TV companies pay millions to have the rights to show teams like champions Man City play every week.
Image caption TV companies pay millions to have the rights to show teams, like current champions Man City, play every week

The Premier League has told Newsbeat they're going to clamp down on fans posting unofficial videos of goals online.

Thousands of goal Vines were posted on social media during the World Cup.

With the new football season starting tomorrow the trend was expected to continue.

However the Premier League has said that tweeting copyrighted material is illegal and are warning supporters not to do it.

Thumb hovering over a phone screen
Image caption Uploading unofficial goal videos on social media has become more popular

Being able to pause and rewind live TV has made it easier for anyone to film footage from a match.

If you missed a goal at this year's World Cup it didn't really matter.

Vines were uploaded onto social media within moments, allowing fans to watch and share them over and over again.

Dan Johnson
Image caption Dan Johnson from the Premier League says posting goal Vines online is illegal

But many supporters don't realise by sharing the videos on websites like Twitter they're breaking copyright laws.

In an interview with Newsbeat, Dan Johnson, director of communications at the Premier League, said: "You can understand that fans see something, they can capture it, they can share it, but ultimately it is against the law."

TV companies pay millions to have the rights to show teams like champions Man City play every week.
Image caption TV companies pay millions to have the rights to show teams, like current champions Man City, play every week

"It's a breach of copyright and we would discourage fans from doing it, we're developing technologies like gif crawlers, Vine crawlers, working with Twitter to look to curtail this kind of activity."

He added: "I know it sounds as if we're killjoys but we have to protect our intellectual property."

Sky Sports and BT Sport paid a record £3bn pounds to show three seasons' worth of live Premier League football.

The Sun and The Times bought the online rights and they don't want people to be able to see the action for free.

Dean Scoggins from The Sun. It costs users £7 a month to use their goals app.
Image caption Dean Scoggins from The Sun. It costs users £7 a month to use their goals app

It costs £8 a month to subscribe to Sun+ which features Premier League goals.

They try to get the videos online within two minutes of the ball hitting the back of the net.
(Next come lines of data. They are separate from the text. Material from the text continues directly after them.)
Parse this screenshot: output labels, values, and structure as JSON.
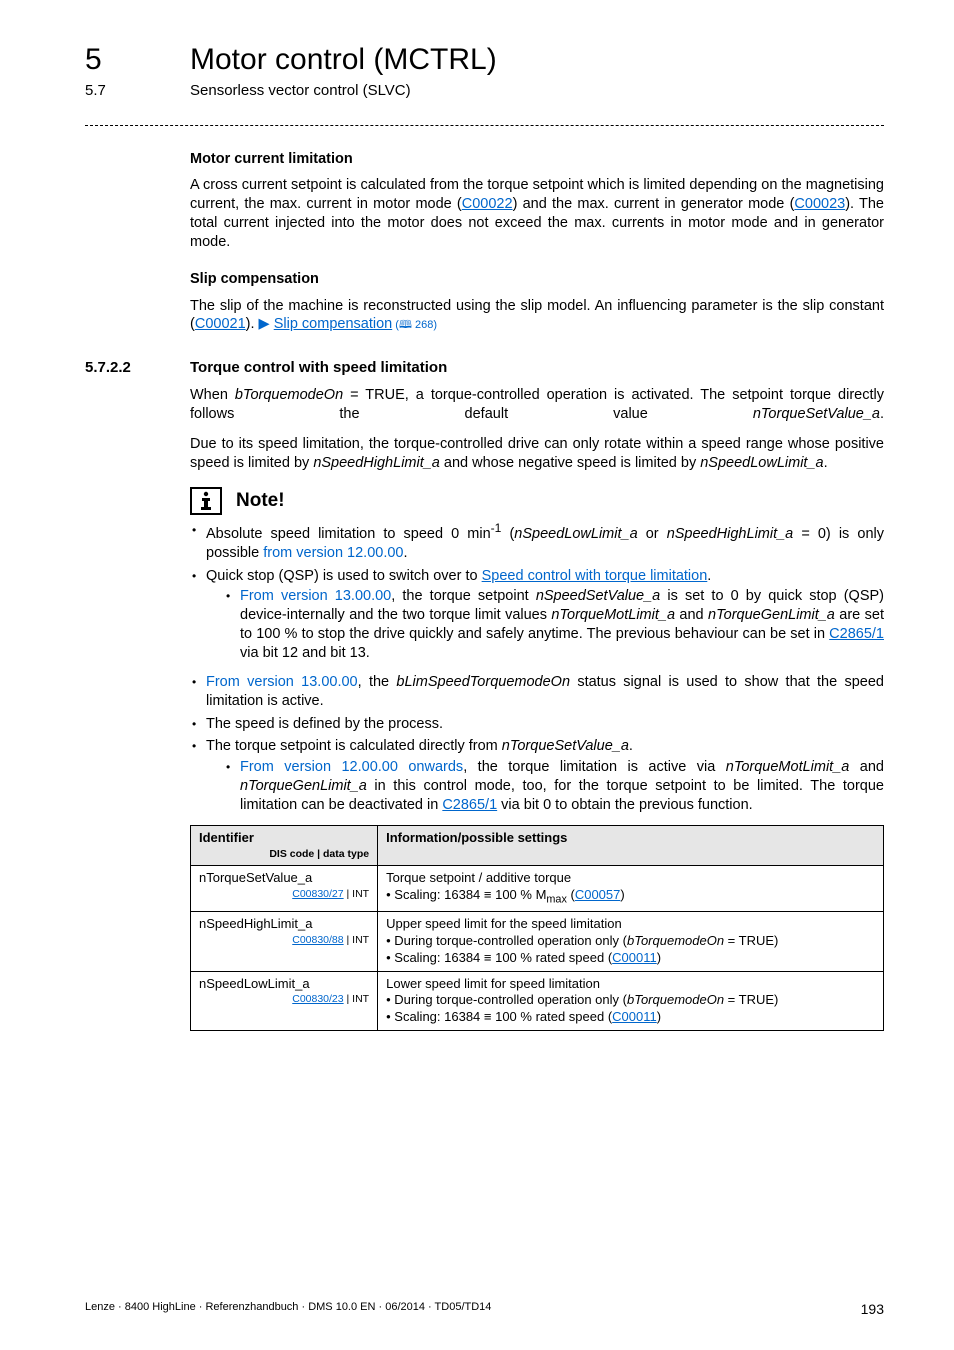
{
  "header": {
    "chapter_num": "5",
    "chapter_title": "Motor control (MCTRL)",
    "sub_num": "5.7",
    "sub_title": "Sensorless vector control (SLVC)"
  },
  "sec1": {
    "h1": "Motor current limitation",
    "p1a": "A cross current setpoint is calculated from the torque setpoint which is limited depending on the magnetising current, the max. current in motor mode (",
    "p1_link1": "C00022",
    "p1b": ") and the max. current in generator mode (",
    "p1_link2": "C00023",
    "p1c": "). The total current injected into the motor does not exceed the max. currents in motor mode and in  generator mode.",
    "h2": "Slip compensation",
    "p2a": "The slip of the machine is reconstructed using the slip model. An influencing parameter is the slip constant (",
    "p2_link1": "C00021",
    "p2b": ").  ",
    "p2_arrow": "▶",
    "p2_link2": "Slip compensation",
    "p2_ref": " (🕮 268)"
  },
  "sec572": {
    "num": "5.7.2.2",
    "title": "Torque control with speed limitation",
    "p1a": "When ",
    "p1i1": "bTorquemodeOn",
    "p1b": " = TRUE, a torque-controlled operation is activated. The setpoint torque directly follows the default value ",
    "p1i2": "nTorqueSetValue_a",
    "p1c": ".",
    "p2a": "Due to its speed limitation, the torque-controlled drive can only rotate within a speed range whose positive speed is limited by ",
    "p2i1": "nSpeedHighLimit_a",
    "p2b": " and whose negative speed is limited by ",
    "p2i2": "nSpeedLowLimit_a",
    "p2c": "."
  },
  "note": {
    "label": "Note!",
    "b1a": "Absolute speed limitation to speed 0 min",
    "b1sup": "-1",
    "b1b": " (",
    "b1i1": "nSpeedLowLimit_a",
    "b1c": " or ",
    "b1i2": "nSpeedHighLimit_a",
    "b1d": " = 0) is only possible ",
    "b1blue": "from version 12.00.00",
    "b1e": ".",
    "b2a": "Quick stop (QSP) is used to switch over to ",
    "b2link": "Speed control with torque limitation",
    "b2b": ".",
    "b2s1blue": "From version 13.00.00",
    "b2s1a": ", the torque setpoint ",
    "b2s1i1": "nSpeedSetValue_a",
    "b2s1b": " is set to 0 by quick stop (QSP) device-internally and the two torque limit values ",
    "b2s1i2": "nTorqueMotLimit_a",
    "b2s1c": " and ",
    "b2s1i3": "nTorqueGenLimit_a",
    "b2s1d": " are set to 100 % to stop the drive quickly and safely anytime. The previous behaviour can be set in ",
    "b2s1link": "C2865/1",
    "b2s1e": " via bit 12 and bit 13."
  },
  "body": {
    "b1blue": "From version 13.00.00",
    "b1a": ", the ",
    "b1i": "bLimSpeedTorquemodeOn",
    "b1b": " status signal is used to show that the speed limitation is active.",
    "b2": "The speed is defined by the process.",
    "b3a": "The torque setpoint is calculated directly from ",
    "b3i": "nTorqueSetValue_a",
    "b3b": ".",
    "b3s1blue": "From version 12.00.00 onwards",
    "b3s1a": ", the torque limitation is active via ",
    "b3s1i1": "nTorqueMotLimit_a",
    "b3s1b": " and ",
    "b3s1i2": "nTorqueGenLimit_a",
    "b3s1c": " in this control mode, too, for the torque setpoint to be limited. The torque limitation can be deactivated in ",
    "b3s1link": "C2865/1",
    "b3s1d": " via bit 0 to obtain the previous function."
  },
  "table": {
    "th1": "Identifier",
    "th1sub": "DIS code | data type",
    "th2": "Information/possible settings",
    "r1c1a": "nTorqueSetValue_a",
    "r1c1b_link": "C00830/27",
    "r1c1b_rest": " | INT",
    "r1c2a": "Torque setpoint / additive torque",
    "r1c2b": "• Scaling: 16384 ≡ 100 % M",
    "r1c2sub": "max",
    "r1c2c": " (",
    "r1c2link": "C00057",
    "r1c2d": ")",
    "r2c1a": "nSpeedHighLimit_a",
    "r2c1b_link": "C00830/88",
    "r2c1b_rest": " | INT",
    "r2c2a": "Upper speed limit for the speed limitation",
    "r2c2b": "• During torque-controlled operation only (",
    "r2c2i": "bTorquemodeOn",
    "r2c2c": " = TRUE)",
    "r2c2d": "• Scaling: 16384 ≡ 100 % rated speed (",
    "r2c2link": "C00011",
    "r2c2e": ")",
    "r3c1a": "nSpeedLowLimit_a",
    "r3c1b_link": "C00830/23",
    "r3c1b_rest": " | INT",
    "r3c2a": "Lower speed limit for speed limitation",
    "r3c2b": "• During torque-controlled operation only (",
    "r3c2i": "bTorquemodeOn",
    "r3c2c": " = TRUE)",
    "r3c2d": "• Scaling: 16384 ≡ 100 % rated speed (",
    "r3c2link": "C00011",
    "r3c2e": ")"
  },
  "footer": {
    "left": "Lenze · 8400 HighLine · Referenzhandbuch · DMS 10.0 EN · 06/2014 · TD05/TD14",
    "right": "193"
  }
}
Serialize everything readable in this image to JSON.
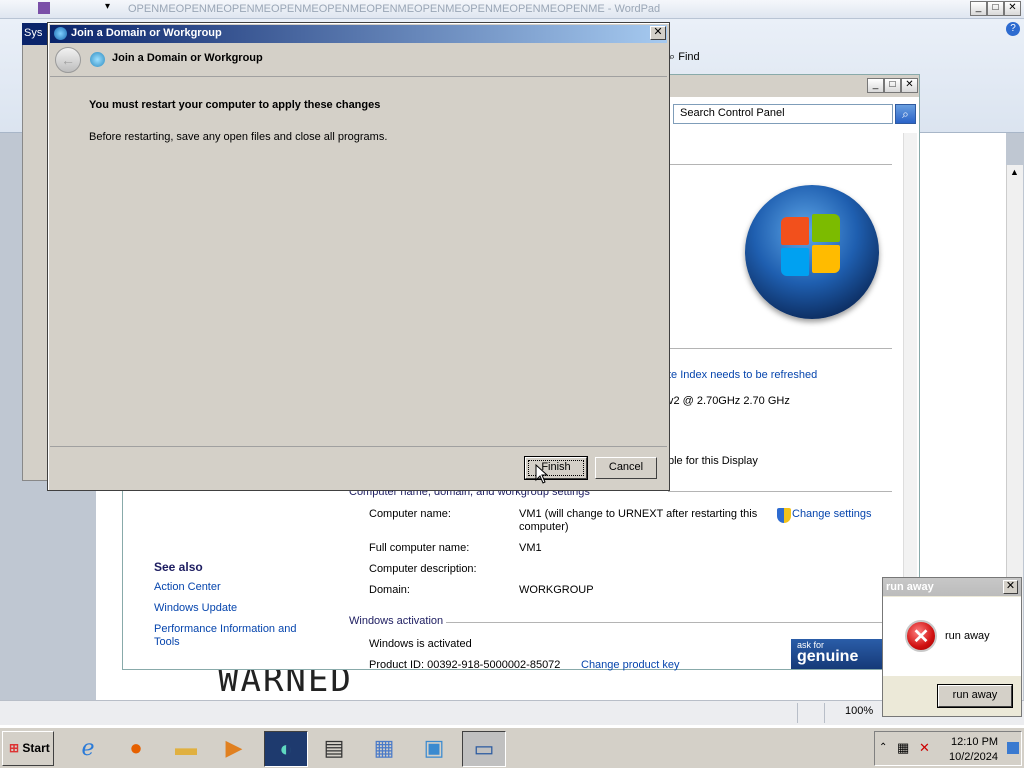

Dean Scoggins, deputy head of sport at the newspaper, said: "It's important to underline that it's illegal to do this, we've obviously signed a very big deal with the Premier League to be a rights holder and to show it, we've got legal teams talking with them about what we can do."

Still from an unofficial video showing a football match
Image caption The quality of the unofficial videos can be pretty poor, but are free to watch.

The most popular football Vine accounts online have hundreds of thousands of followers.

Nick puts goal Vines on social media before the TV companies have even finished showing the replays.

"At the end of the day, if I don't do it someone else will," he told Newsbeat.

"There's enough out there, if you just search on Twitter, if Gareth Bale scores and you just search within seconds of the goals going in there'll l be four, five up.

"Within another minute they'll be 10 maybe so if I'm not doing it someone else is."

Twitter said: "Vine users may not post content that violates the rights of a third party."

Follow @BBCNewsbeat on Twitter and Radio1Newsbeat on YouTube